The companies are “looking to work together” on constructing the Austrian section of South Stream, Vienna-based OMV said in an e-mailed statement today. A feasibility study for the section is scheduled to be completed by the end of 2010, according to the statement.
Gazprom and OMV plan to set up a venture to design, finance, build and operate the Austrian section, Gazprom said in a separate statement. The Austrian section will transport at least 5 billion to 10 billion cubic meters a year, it said.
South Stream will run 900 kilometers (560 miles) under the Black Sea to the Balkans, where it will split into northern and southern routes. The link’s north arm will finish at OMV’s Baumgarten hub, where the competing European Union-backed Nabucco pipeline end. The EU pipeline is designed to deliver Caspian gas to Europe, reducing dependence on Russian fuel.
“The precise route will be determined and the costs of the project evaluated,” the OMV statement said. “The final investment decision is set to be taken within 18 months, with the pipeline due to become operational at the end of 2015.”
Austria, which is a partner in the Nabucco pipeline, today signed an agreement with Russia allowing South Stream to cross its territory.
“OMV and Gazprom have been partners for over 40 years,” said Philipp Chladek, an analyst at Raiffeisen Centrobank AG in Vienna. “I don’t see any indication that this changes Nabucco’s prospects.”

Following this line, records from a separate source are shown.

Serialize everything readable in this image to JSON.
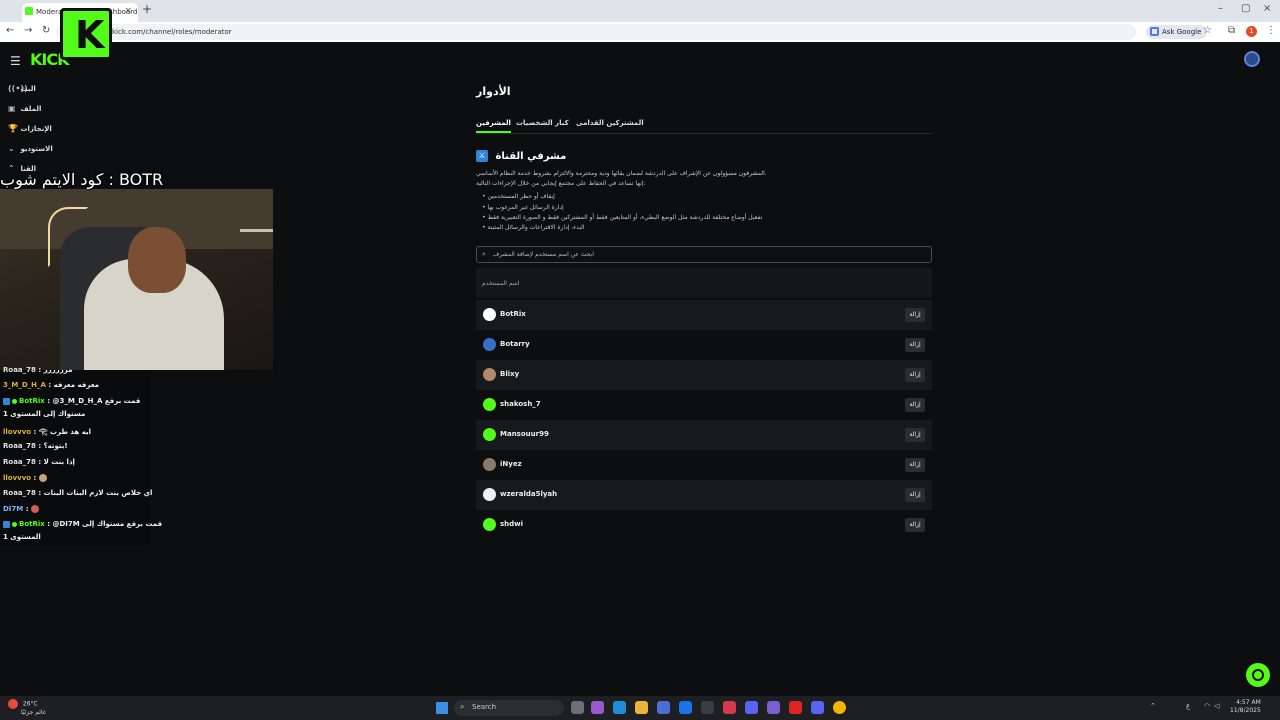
{
  "browser": {
    "tab_title": "Moderators - Kick Dashboard",
    "url": "kick.com/channel/roles/moderator",
    "ask_google": "Ask Google",
    "profile_initial": "1"
  },
  "kick": {
    "logo": "KICK",
    "sidebar": [
      {
        "icon": "((•))",
        "label": "البث"
      },
      {
        "icon": "▣",
        "label": "الملف"
      },
      {
        "icon": "🏆",
        "label": "الإنجازات"
      },
      {
        "icon": "⌄",
        "label": "الاستوديو"
      },
      {
        "icon": "⌃",
        "label": "القنا"
      }
    ]
  },
  "roles": {
    "title": "الأدوار",
    "tabs": [
      "المشرفين",
      "كبار الشخصيات",
      "المشتركين القدامى"
    ],
    "section_title": "مشرفي القناة",
    "description": [
      "المشرفون مسؤولون عن الإشراف على الدردشة لضمان بقائها ودية ومحترمة والالتزام بشروط خدمة النظام الأساسي.",
      "إنها تساعد في الحفاظ على مجتمع إيجابي من خلال الإجراءات التالية:"
    ],
    "bullets": [
      "إيقاف أو حظر المستخدمين",
      "إدارة الرسائل غير المرغوب بها",
      "تفعيل أوضاع مختلفة للدردشة مثل الوضع البطيء، أو المتابعين فقط أو المشتركين فقط و الصورة التعبيرية فقط",
      "البدء، إدارة الاقتراعات والرسائل المثبتة"
    ],
    "search_placeholder": "ابحث عن اسم مستخدم لإضافة المشرف",
    "table_header": "اسم المستخدم",
    "remove_label": "إزالة",
    "moderators": [
      {
        "name": "BotRix",
        "avatar_color": "#ffffff"
      },
      {
        "name": "Botarry",
        "avatar_color": "#3a6fc9"
      },
      {
        "name": "Blixy",
        "avatar_color": "#b08a6a"
      },
      {
        "name": "shakosh_7",
        "avatar_color": "#53fc18"
      },
      {
        "name": "Mansouur99",
        "avatar_color": "#53fc18"
      },
      {
        "name": "iNyez",
        "avatar_color": "#8a7a6a"
      },
      {
        "name": "wzeralda5lyah",
        "avatar_color": "#f0f0f0"
      },
      {
        "name": "shdwi",
        "avatar_color": "#53fc18"
      }
    ]
  },
  "overlay": {
    "code_text": "كود الايتم شوب : BOTR",
    "logo_letter": "K"
  },
  "chat": [
    {
      "user": "Roaa_78",
      "text": ": مرررررر",
      "color": "#e0e0e0"
    },
    {
      "user": "3_M_D_H_A",
      "text": ": معرفه معرفه",
      "color": "#d9b13a"
    },
    {
      "user": "BotRix",
      "text": ": @3_M_D_H_A قمت برفع",
      "color": "#53fc18",
      "badge": true
    },
    {
      "user": "",
      "text": "مستواك إلى المستوى 1",
      "color": "#e0e0e0"
    },
    {
      "user": "llovvvo",
      "text": ": 𓂀 ايه هذ طرب",
      "color": "#d9b13a"
    },
    {
      "user": "Roaa_78",
      "text": ": بتوته؟!",
      "color": "#e0e0e0"
    },
    {
      "user": "Roaa_78",
      "text": ": إذا بنت لا",
      "color": "#e0e0e0"
    },
    {
      "user": "llovvvo",
      "text": ":",
      "color": "#d9b13a",
      "emoji": true
    },
    {
      "user": "Roaa_78",
      "text": ": اي خلاص بنت لازم البنات البنات",
      "color": "#e0e0e0"
    },
    {
      "user": "DI7M",
      "text": ":",
      "color": "#7fb2ff",
      "emoji": true
    },
    {
      "user": "BotRix",
      "text": ": @DI7M قمت برفع مستواك إلى",
      "color": "#53fc18",
      "badge": true
    },
    {
      "user": "",
      "text": "المستوى 1",
      "color": "#e0e0e0"
    }
  ],
  "taskbar": {
    "weather_temp": "26°C",
    "weather_desc": "غائم جزئيًا",
    "search": "Search",
    "time": "4:57 AM",
    "date": "11/8/2025"
  },
  "colors": {
    "accent": "#53fc18",
    "bg": "#0d0e10"
  }
}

Gazprom plans to increase its supply to OMV by 2 billion cubic meters a year “on a long-term basis,” Gazprom said in the statement.